Java: Write Once, Run Anywhere Java is known for its “Write Once, Run Anywhere” feature, making it ideal for developing applications that can run on various platforms. If you’re interested in creating mobile apps, cloud applications, or enterprise-level web applications, Java could be the language for you. And with a massive community of Java developers, there’s no shortage of resources and support available.

JavaScript: Powering the Web JavaScript is the go-to language for web development, particularly for creating interactive and responsive websites. Whether you’re interested in front-end or back-end development, mobile app development, or even game development, JavaScript has got you covered. And with the introduction of Node.js, JavaScript can now be used for server-side development as well.

C#: Power and Stability If you’re interested in developing Windows applications, games, or web applications, C# might be worth considering. Known for its power and stability, C# is a great choice for projects that require object-oriented programming. And with the popularity of platforms like Unity for game development, there’s plenty of demand for skilled C# developers.

C and C++: Building Blocks of Software C and C++ may be older languages, but they’re still widely used in critical performance applications like operating systems, commercial products, and video games. If you’re interested in low-level programming or developing applications that require maximum performance, C and C++ could be the languages for you.

Kotlin: The Android Developer’s Best Friend Developed by JetBrains, Kotlin is compatible with Java and perfect for creating Android applications. Its concise syntax and advanced features make it easy to write reliable and maintainable code. If you’re interested in mobile development or server-side development, Kotlin is definitely worth checking out.

Ruby: The Language of Web Development Ruby is an open-source language known for its simplicity and readability, making it a popular choice for web development. Whether you’re interested in static site generation, web scraping, or data processing, Ruby has something to offer. And with the Ruby on Rails framework, full-stack web development has never been easier.

PHP: Powering the Web Backend PHP is a significant language for back-end development, with a presence on a staggering 78.1% of all websites. If you’re interested in server-side scripting or developing web applications, PHP might be the language for you. And with frameworks like Laravel and Symfony, building robust and scalable web applications is a breeze.

Ruby: Apple’s Language of Choice If you’re interested in developing applications for Apple devices like iPhones, iPads, and Macs, Swift is the language for you. Known for its performance and reliability, Swift is perfect for building iOS, macOS, watchOS, and tvOS applications.

Go: The Language of Concurrency Go, also known as Golang, is a popular language for developing APIs, web applications, and distributed network services. With its simple syntax and built-in support for concurrency, Go is perfect for building scalable and efficient systems.

TypeScript: JavaScript with Superpowers TypeScript is a superset of JavaScript that enhances code reliability and robustness through static typing. If you’re interested in web development or building applications with Node.js, TypeScript might be worth exploring.

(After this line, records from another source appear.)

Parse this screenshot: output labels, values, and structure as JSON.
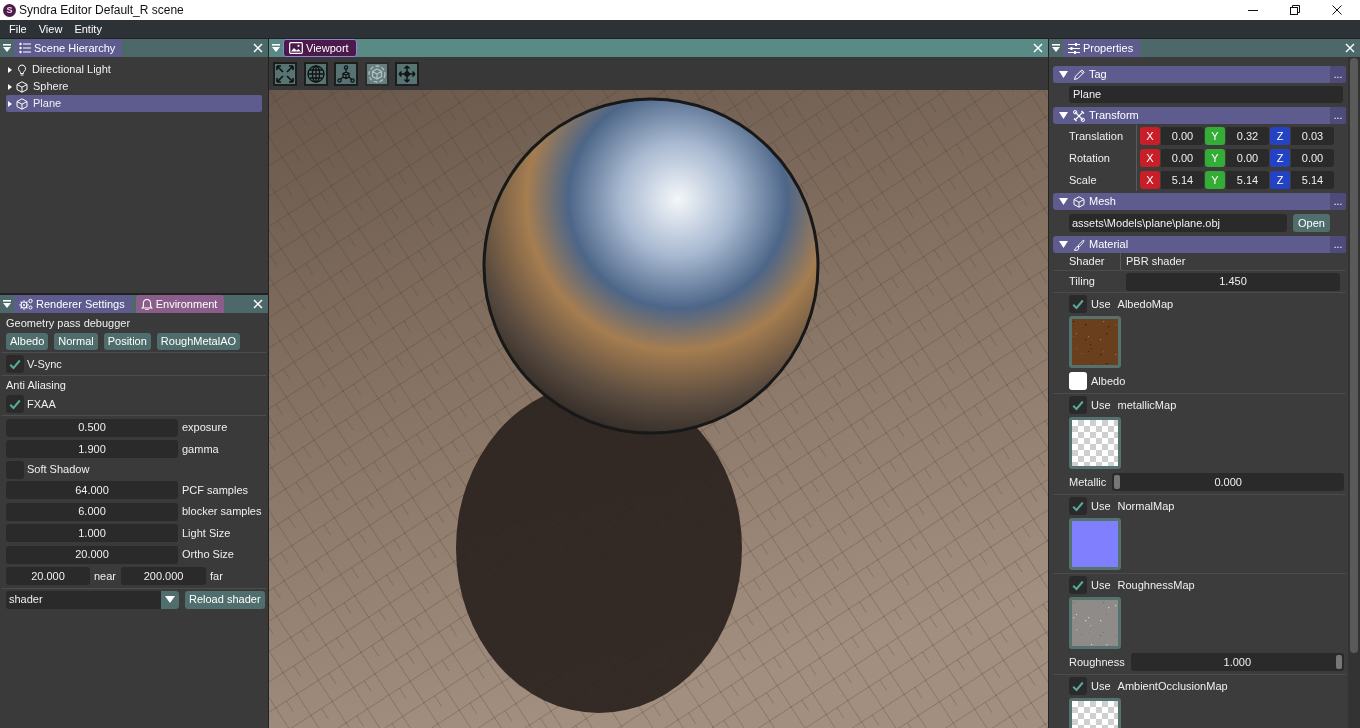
{
  "window": {
    "logo": "S",
    "title": "Syndra Editor Default_R scene"
  },
  "menu": [
    "File",
    "View",
    "Entity"
  ],
  "scene_hierarchy": {
    "focused": false,
    "tabs": [
      {
        "label": "Scene Hierarchy",
        "selected": true
      }
    ],
    "items": [
      {
        "label": "Directional Light",
        "kind": "light",
        "expanded": false,
        "selected": false
      },
      {
        "label": "Sphere",
        "kind": "mesh",
        "expanded": false,
        "selected": false
      },
      {
        "label": "Plane",
        "kind": "mesh",
        "expanded": false,
        "selected": true
      }
    ]
  },
  "renderer_settings": {
    "focused": false,
    "tabs": [
      {
        "label": "Renderer Settings",
        "selected": true
      },
      {
        "label": "Environment",
        "selected": false
      }
    ],
    "sections": [
      [
        {
          "kind": "heading",
          "text": "Geometry pass debugger"
        },
        {
          "kind": "buttons",
          "buttons": [
            "Albedo",
            "Normal",
            "Position",
            "RoughMetalAO"
          ]
        }
      ],
      [
        {
          "kind": "checkbox",
          "text": "V-Sync",
          "checked": true
        }
      ],
      [
        {
          "kind": "heading",
          "text": "Anti Aliasing"
        },
        {
          "kind": "checkbox",
          "text": "FXAA",
          "checked": true
        }
      ],
      [
        {
          "kind": "drag",
          "value": "0.500",
          "label": "exposure"
        },
        {
          "kind": "drag",
          "value": "1.900",
          "label": "gamma"
        },
        {
          "kind": "checkbox",
          "text": "Soft Shadow",
          "checked": false
        },
        {
          "kind": "drag",
          "value": "64.000",
          "label": "PCF samples"
        },
        {
          "kind": "drag",
          "value": "6.000",
          "label": "blocker samples"
        },
        {
          "kind": "drag",
          "value": "1.000",
          "label": "Light Size"
        },
        {
          "kind": "drag",
          "value": "20.000",
          "label": "Ortho Size"
        },
        {
          "kind": "pair",
          "fields": [
            {
              "value": "20.000",
              "label": "near"
            },
            {
              "value": "200.000",
              "label": "far"
            }
          ]
        }
      ],
      [
        {
          "kind": "combo",
          "value": "shader",
          "button": "Reload shader"
        }
      ]
    ]
  },
  "viewport": {
    "focused": true,
    "tabs": [
      {
        "label": "Viewport",
        "selected": true
      }
    ],
    "tools": [
      {
        "disabled": false
      },
      {
        "disabled": false
      },
      {
        "disabled": false
      },
      {
        "disabled": true
      },
      {
        "disabled": false
      }
    ]
  },
  "properties": {
    "focused": false,
    "tabs": [
      {
        "label": "Properties",
        "selected": true
      }
    ],
    "components": [
      {
        "kind": "tag",
        "title": "Tag",
        "expanded": true,
        "menu": "...",
        "value": "Plane"
      },
      {
        "kind": "transform",
        "title": "Transform",
        "expanded": true,
        "menu": "...",
        "rows": [
          {
            "label": "Translation",
            "axes": [
              {
                "axis": "X",
                "color": "#c81e28",
                "value": "0.00"
              },
              {
                "axis": "Y",
                "color": "#34ad36",
                "value": "0.32"
              },
              {
                "axis": "Z",
                "color": "#2343c4",
                "value": "0.03"
              }
            ]
          },
          {
            "label": "Rotation",
            "axes": [
              {
                "axis": "X",
                "color": "#c81e28",
                "value": "0.00"
              },
              {
                "axis": "Y",
                "color": "#34ad36",
                "value": "0.00"
              },
              {
                "axis": "Z",
                "color": "#2343c4",
                "value": "0.00"
              }
            ]
          },
          {
            "label": "Scale",
            "axes": [
              {
                "axis": "X",
                "color": "#c81e28",
                "value": "5.14"
              },
              {
                "axis": "Y",
                "color": "#34ad36",
                "value": "5.14"
              },
              {
                "axis": "Z",
                "color": "#2343c4",
                "value": "5.14"
              }
            ]
          }
        ]
      },
      {
        "kind": "mesh",
        "title": "Mesh",
        "expanded": true,
        "menu": "...",
        "path": "assets\\Models\\plane\\plane.obj",
        "button": "Open"
      },
      {
        "kind": "material",
        "title": "Material",
        "expanded": true,
        "menu": "...",
        "shader_label": "Shader",
        "shader": "PBR shader",
        "tiling_label": "Tiling",
        "tiling": "1.450",
        "maps": [
          {
            "kind": "color",
            "checked": true,
            "use": "Use",
            "name": "AlbedoMap",
            "label": "Albedo",
            "color": "#ffffff"
          },
          {
            "kind": "slider",
            "checked": true,
            "use": "Use",
            "name": "metallicMap",
            "label": "Metallic",
            "value": "0.000",
            "level": 0
          },
          {
            "kind": "plain",
            "checked": true,
            "use": "Use",
            "name": "NormalMap"
          },
          {
            "kind": "slider",
            "checked": true,
            "use": "Use",
            "name": "RoughnessMap",
            "label": "Roughness",
            "value": "1.000",
            "level": 1
          },
          {
            "kind": "plain",
            "checked": true,
            "use": "Use",
            "name": "AmbientOcclusionMap"
          }
        ]
      }
    ]
  }
}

HTML and CSS: The Building Blocks of the Web HTML and CSS may not be traditional programming languages, but they’re essential for building websites and applications. HTML is used for structuring web pages, while CSS is used for styling and layout. If you’re interested in web development, mastering HTML and CSS is a must.

Choosing the right programming language for your project can be daunting, but with a little guidance, you can find the perfect fit. Whether you’re interested in web development, mobile app development, game development, or something else entirely, there’s a language out there for you. So take your time, do your research, and happy coding!